### Provided data
---+---
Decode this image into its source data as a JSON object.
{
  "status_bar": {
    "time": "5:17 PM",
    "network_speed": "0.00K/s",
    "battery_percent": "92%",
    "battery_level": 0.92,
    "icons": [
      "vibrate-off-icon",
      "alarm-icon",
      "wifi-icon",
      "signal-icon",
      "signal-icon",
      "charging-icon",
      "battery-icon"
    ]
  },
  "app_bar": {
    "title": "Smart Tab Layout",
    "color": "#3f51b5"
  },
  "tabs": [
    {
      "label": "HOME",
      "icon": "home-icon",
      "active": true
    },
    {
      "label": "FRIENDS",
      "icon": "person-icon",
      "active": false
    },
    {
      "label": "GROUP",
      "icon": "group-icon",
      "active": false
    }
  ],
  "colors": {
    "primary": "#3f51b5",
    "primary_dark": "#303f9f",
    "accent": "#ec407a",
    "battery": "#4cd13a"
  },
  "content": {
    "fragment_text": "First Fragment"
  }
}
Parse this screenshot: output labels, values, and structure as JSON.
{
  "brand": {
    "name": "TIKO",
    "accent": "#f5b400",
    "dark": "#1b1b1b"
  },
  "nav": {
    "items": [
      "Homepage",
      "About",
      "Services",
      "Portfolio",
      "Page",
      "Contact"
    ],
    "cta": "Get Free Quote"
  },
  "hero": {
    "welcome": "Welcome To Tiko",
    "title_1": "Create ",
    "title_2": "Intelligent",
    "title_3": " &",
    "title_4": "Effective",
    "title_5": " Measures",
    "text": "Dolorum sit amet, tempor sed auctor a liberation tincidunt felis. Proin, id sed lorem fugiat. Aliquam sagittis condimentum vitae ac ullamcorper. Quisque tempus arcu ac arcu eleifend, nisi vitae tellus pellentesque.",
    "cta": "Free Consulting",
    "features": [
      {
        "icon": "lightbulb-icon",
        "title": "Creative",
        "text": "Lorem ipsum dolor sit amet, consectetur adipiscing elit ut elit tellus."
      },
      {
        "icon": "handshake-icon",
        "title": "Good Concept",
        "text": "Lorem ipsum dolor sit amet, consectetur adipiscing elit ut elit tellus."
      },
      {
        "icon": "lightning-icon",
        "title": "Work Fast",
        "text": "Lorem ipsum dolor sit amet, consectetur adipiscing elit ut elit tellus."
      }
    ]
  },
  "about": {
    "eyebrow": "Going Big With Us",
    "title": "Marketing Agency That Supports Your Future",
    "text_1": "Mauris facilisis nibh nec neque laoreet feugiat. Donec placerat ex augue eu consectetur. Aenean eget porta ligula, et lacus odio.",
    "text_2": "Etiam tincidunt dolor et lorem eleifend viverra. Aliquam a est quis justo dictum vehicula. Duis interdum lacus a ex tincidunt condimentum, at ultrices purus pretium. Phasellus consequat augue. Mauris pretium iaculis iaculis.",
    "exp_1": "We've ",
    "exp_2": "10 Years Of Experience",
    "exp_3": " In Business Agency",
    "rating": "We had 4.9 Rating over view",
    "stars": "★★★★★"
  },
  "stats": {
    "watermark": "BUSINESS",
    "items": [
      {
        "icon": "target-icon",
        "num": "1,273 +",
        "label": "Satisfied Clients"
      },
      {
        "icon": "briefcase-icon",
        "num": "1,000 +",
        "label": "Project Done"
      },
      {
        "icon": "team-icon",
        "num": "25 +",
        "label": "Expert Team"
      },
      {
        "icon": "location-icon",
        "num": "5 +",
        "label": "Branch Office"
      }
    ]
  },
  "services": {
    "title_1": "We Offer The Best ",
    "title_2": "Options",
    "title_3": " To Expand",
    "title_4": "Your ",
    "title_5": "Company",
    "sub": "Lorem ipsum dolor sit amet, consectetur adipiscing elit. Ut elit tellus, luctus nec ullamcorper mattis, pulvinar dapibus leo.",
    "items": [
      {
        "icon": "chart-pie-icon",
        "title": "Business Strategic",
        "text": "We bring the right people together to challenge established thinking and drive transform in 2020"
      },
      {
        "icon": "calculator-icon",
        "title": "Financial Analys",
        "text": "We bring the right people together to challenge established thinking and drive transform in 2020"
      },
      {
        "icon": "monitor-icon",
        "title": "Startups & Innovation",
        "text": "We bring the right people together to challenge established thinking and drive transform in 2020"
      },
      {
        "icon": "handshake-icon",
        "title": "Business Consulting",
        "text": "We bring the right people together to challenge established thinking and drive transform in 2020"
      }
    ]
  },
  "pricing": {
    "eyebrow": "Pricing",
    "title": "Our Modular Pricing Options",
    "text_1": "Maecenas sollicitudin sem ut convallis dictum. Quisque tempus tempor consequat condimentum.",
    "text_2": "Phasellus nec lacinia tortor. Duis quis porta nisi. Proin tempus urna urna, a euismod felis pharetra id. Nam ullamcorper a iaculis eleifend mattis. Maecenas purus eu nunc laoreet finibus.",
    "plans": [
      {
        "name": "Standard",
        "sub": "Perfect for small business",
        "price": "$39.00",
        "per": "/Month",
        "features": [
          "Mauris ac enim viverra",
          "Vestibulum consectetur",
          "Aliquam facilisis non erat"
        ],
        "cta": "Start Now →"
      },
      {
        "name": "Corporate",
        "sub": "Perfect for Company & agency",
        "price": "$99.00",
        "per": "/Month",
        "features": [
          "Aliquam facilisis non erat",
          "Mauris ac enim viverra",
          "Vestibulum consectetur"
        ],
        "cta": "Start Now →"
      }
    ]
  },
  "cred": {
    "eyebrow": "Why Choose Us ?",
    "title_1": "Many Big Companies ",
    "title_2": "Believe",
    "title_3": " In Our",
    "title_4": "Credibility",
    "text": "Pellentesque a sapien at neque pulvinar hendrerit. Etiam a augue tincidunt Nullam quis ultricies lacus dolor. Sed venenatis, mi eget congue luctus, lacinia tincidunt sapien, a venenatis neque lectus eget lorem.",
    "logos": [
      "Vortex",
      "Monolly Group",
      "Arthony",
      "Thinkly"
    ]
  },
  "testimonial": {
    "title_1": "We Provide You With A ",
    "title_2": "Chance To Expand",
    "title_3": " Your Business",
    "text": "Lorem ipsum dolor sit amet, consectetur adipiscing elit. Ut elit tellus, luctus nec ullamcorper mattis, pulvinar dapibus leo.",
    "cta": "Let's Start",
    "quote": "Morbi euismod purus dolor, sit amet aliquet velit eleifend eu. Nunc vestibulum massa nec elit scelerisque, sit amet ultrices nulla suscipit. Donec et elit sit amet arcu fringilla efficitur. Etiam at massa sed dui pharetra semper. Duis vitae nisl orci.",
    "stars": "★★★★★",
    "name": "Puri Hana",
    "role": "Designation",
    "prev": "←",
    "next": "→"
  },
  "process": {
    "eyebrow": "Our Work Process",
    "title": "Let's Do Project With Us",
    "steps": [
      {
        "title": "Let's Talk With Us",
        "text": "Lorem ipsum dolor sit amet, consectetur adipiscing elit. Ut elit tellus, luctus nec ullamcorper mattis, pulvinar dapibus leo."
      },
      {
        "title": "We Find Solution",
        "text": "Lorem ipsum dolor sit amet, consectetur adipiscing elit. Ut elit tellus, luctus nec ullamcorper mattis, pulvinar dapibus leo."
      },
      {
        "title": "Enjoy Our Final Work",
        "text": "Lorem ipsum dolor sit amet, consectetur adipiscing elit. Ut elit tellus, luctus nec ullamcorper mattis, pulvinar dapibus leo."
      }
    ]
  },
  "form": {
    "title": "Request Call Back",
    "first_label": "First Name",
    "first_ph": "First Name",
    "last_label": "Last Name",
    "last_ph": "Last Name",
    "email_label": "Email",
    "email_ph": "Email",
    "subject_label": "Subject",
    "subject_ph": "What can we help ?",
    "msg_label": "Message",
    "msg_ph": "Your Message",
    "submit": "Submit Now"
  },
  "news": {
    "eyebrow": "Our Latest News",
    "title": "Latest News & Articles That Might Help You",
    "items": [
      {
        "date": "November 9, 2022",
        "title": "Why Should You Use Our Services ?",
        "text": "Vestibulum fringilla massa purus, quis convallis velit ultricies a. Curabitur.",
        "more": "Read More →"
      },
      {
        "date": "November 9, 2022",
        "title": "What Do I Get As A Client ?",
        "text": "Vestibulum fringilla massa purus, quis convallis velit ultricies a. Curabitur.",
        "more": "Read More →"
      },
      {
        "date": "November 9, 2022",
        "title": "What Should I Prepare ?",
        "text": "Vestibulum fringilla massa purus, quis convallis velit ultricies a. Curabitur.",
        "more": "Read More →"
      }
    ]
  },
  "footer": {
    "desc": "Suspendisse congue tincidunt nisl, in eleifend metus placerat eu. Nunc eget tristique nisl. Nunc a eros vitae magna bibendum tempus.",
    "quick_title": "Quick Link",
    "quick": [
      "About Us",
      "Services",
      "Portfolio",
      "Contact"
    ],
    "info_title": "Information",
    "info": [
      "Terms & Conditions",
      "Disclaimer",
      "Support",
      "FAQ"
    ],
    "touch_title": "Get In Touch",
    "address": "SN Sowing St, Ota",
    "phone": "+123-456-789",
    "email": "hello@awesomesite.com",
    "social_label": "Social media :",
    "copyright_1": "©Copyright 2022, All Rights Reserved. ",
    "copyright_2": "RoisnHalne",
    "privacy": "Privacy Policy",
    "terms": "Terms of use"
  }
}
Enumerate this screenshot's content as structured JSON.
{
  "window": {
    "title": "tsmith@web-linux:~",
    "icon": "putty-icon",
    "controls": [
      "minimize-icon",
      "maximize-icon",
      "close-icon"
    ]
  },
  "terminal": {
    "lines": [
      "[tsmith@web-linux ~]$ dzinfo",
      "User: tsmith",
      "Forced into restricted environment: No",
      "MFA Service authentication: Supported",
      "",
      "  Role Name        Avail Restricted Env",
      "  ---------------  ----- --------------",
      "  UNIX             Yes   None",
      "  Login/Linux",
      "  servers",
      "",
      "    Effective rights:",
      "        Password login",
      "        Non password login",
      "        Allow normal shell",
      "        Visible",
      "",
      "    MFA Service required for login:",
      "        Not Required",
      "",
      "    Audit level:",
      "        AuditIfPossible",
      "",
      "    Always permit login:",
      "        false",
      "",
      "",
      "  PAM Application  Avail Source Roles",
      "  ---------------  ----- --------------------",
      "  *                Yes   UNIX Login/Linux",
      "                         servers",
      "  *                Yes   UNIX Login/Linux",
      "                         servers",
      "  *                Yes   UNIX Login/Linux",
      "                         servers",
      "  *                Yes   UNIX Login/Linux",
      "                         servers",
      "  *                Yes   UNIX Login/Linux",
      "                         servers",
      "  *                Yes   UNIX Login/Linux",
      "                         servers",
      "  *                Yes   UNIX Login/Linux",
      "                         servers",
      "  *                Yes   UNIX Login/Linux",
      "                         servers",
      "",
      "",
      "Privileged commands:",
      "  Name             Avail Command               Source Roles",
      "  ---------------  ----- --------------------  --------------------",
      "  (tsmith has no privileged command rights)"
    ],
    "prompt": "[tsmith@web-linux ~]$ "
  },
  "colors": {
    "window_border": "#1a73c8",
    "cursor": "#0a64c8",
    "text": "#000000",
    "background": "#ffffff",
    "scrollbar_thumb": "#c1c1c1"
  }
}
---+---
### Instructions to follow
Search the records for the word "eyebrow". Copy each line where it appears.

### Output for this exercise
    "eyebrow": "Going Big With Us",
    "eyebrow": "Pricing",
    "eyebrow": "Why Choose Us ?",
    "eyebrow": "Our Work Process",
    "eyebrow": "Our Latest News",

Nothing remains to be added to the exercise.